*Action item*
The result should be every line of the listing that contains "path".

*Source material*
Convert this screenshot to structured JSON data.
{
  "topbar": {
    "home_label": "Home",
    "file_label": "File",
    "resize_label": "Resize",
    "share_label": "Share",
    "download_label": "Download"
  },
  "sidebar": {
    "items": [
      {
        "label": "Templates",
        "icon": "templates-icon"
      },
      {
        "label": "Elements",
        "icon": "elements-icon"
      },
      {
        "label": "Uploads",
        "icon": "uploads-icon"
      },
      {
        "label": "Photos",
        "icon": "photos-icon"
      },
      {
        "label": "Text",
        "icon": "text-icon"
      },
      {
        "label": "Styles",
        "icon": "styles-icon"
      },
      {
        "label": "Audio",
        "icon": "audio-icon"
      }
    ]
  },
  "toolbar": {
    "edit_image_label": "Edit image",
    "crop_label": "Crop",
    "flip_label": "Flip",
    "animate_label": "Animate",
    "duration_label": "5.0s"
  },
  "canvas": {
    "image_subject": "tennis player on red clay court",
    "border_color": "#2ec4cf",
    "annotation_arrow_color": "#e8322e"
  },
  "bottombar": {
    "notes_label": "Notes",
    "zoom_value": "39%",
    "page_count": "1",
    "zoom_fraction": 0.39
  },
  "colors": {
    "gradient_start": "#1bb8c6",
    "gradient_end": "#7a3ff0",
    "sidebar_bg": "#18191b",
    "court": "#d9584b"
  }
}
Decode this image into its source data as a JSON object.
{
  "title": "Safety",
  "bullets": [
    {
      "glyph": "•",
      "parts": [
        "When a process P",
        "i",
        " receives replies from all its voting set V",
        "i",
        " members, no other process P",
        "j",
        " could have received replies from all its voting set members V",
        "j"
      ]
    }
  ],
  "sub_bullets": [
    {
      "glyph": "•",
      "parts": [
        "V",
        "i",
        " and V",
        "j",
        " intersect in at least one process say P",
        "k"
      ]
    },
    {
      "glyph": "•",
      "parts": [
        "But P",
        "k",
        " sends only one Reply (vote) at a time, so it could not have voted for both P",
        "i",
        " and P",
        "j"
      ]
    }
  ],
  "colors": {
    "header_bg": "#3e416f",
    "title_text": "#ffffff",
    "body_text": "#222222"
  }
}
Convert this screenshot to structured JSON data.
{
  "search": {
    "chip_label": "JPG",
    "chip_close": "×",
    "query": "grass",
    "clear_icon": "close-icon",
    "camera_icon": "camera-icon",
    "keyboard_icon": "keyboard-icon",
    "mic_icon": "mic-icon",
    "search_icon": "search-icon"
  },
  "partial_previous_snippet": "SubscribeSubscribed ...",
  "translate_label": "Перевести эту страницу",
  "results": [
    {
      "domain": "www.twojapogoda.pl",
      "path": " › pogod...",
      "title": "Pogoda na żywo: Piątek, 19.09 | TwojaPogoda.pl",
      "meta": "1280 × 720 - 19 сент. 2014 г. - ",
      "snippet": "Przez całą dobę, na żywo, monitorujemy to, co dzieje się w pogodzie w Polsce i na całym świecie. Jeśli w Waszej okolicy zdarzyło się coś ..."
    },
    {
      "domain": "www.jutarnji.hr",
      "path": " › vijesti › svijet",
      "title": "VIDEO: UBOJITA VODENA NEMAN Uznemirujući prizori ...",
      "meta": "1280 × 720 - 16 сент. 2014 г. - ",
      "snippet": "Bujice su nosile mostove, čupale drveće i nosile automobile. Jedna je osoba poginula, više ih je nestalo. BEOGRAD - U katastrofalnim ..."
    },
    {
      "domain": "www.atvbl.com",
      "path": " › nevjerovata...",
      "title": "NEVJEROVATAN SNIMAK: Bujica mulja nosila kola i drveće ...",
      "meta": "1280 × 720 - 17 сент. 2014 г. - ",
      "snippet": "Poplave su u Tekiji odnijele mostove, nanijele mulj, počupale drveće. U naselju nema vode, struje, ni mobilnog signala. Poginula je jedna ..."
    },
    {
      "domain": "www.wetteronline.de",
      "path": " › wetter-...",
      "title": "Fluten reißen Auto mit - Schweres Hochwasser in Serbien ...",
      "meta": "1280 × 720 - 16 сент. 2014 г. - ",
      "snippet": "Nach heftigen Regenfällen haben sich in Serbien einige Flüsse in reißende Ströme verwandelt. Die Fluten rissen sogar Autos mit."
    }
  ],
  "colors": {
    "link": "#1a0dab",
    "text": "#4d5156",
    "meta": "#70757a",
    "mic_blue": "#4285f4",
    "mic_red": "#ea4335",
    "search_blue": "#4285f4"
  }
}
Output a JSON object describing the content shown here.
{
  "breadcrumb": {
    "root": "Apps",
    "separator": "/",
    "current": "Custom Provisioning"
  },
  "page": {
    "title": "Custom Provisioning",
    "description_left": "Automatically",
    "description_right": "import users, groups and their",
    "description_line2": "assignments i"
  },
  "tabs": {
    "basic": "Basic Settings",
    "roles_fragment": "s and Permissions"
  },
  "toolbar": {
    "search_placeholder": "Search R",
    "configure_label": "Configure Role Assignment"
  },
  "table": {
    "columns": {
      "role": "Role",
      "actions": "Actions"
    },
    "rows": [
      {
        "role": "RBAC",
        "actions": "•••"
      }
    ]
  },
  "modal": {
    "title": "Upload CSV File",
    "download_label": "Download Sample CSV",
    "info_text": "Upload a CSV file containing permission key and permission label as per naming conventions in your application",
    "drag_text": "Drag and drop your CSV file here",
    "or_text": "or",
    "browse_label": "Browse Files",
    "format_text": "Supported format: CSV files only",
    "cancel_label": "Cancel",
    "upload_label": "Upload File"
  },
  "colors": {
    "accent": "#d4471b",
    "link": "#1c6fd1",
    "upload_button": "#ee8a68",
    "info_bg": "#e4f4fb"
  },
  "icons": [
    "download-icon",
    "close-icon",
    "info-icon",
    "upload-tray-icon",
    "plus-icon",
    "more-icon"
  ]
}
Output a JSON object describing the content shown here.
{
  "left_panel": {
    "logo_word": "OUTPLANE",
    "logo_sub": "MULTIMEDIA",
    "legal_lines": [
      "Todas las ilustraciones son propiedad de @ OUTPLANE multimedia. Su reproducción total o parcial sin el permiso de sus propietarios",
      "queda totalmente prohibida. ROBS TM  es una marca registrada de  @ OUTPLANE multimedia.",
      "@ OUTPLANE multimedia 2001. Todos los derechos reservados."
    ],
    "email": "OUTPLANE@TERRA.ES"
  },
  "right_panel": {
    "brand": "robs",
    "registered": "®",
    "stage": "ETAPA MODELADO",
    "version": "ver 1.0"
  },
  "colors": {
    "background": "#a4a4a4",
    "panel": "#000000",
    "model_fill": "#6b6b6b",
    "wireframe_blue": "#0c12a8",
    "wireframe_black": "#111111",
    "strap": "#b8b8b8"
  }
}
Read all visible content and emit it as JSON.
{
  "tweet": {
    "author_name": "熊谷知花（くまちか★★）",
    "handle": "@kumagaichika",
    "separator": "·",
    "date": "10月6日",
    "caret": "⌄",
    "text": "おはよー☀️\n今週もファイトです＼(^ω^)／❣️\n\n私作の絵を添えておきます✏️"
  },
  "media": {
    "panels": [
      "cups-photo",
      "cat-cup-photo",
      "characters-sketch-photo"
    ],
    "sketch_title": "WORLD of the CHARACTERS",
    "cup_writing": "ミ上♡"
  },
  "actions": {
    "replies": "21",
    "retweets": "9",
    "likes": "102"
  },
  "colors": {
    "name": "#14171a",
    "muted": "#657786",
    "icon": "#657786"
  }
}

*Reply*
      "path": " › pogod...",
      "path": " › vijesti › svijet",
      "path": " › nevjerovata...",
      "path": " › wetter-...",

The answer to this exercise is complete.